When the world is ugly and crammed with friction, when the inside of your brain feels itchy and whelps rise along the filaments of your soul, finding something beautiful is imperative. It’s medicinal. Beauty serves as balm and salve for the hives welting up in the psyche. Loveliness is the antidote to the abrasiveness of the world. So, I seek beauty and loveliness. Sometime since coronavirus arrived, I took one of those questionnaires that codifies your personality traits. Somethings blur, but my recall is that it was associated the Yale University class on Happiness.

For me, the need for BEAUTY is paramount. So, I seek beauty. I make things beautiful. It is a full-sensory option: spicy Thai food, a cloudless, full-moon night sky, a random photo of my now adult son at the age of two or a master’s painting at the Louvre.

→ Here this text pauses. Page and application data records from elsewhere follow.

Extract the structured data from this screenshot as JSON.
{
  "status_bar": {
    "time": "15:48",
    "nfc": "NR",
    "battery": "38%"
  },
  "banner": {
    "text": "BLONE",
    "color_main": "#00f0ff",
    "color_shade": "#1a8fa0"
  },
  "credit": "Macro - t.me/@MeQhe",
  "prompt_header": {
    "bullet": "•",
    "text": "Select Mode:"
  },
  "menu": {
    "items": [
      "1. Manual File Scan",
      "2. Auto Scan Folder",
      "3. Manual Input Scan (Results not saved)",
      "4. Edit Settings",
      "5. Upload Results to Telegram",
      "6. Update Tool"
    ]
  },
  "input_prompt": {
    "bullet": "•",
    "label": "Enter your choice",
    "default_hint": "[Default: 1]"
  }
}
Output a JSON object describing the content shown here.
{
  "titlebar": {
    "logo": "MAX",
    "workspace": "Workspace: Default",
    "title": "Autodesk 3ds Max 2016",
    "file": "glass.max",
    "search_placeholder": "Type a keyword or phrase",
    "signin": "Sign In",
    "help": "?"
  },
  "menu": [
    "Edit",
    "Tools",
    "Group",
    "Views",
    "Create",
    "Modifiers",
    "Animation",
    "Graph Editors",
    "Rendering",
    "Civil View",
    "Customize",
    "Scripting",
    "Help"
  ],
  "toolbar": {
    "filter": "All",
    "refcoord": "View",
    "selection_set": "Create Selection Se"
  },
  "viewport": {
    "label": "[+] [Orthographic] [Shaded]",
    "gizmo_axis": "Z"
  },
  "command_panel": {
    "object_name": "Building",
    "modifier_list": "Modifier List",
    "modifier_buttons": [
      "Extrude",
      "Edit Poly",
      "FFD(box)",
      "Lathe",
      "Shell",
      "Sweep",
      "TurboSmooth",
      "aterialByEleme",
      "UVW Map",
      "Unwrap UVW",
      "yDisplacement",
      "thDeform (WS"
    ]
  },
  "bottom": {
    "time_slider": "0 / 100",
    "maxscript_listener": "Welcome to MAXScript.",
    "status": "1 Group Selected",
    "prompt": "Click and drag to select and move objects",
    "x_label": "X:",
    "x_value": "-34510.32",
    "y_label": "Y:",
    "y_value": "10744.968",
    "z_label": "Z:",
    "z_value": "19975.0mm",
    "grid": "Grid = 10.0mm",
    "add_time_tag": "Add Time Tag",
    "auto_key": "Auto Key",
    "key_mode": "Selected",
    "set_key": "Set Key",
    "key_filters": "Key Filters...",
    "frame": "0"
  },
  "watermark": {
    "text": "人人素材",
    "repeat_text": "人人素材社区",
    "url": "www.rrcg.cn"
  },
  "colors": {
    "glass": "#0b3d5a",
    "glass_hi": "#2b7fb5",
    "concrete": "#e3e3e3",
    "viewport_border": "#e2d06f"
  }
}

Recently, I listened to a segment on NPR about a new a composer who has written new music during the pandemic and that the New York Philharmonic Orchestra recorded the work – all separately. The pieces all had to be engineered digitally due to the pandemic. And then it was set to a smartphone app one would use while walking through Central Park. The music was composed specifically for walking through Central Park and it is unique to your GPS location. It is a curated experience. It sounds phenomenal from a purely acoustic experience, but to add Central Park as if it were itself a museum just blew me away. Susan Reid is a master, a magician and mad scientist. And her creation (the music) and her novel idea to link the music to the specific visceral and sensory experience of standing in a particular place in Central Park is truly wonderous. Susan Reid’s Soundwalk for Central Park.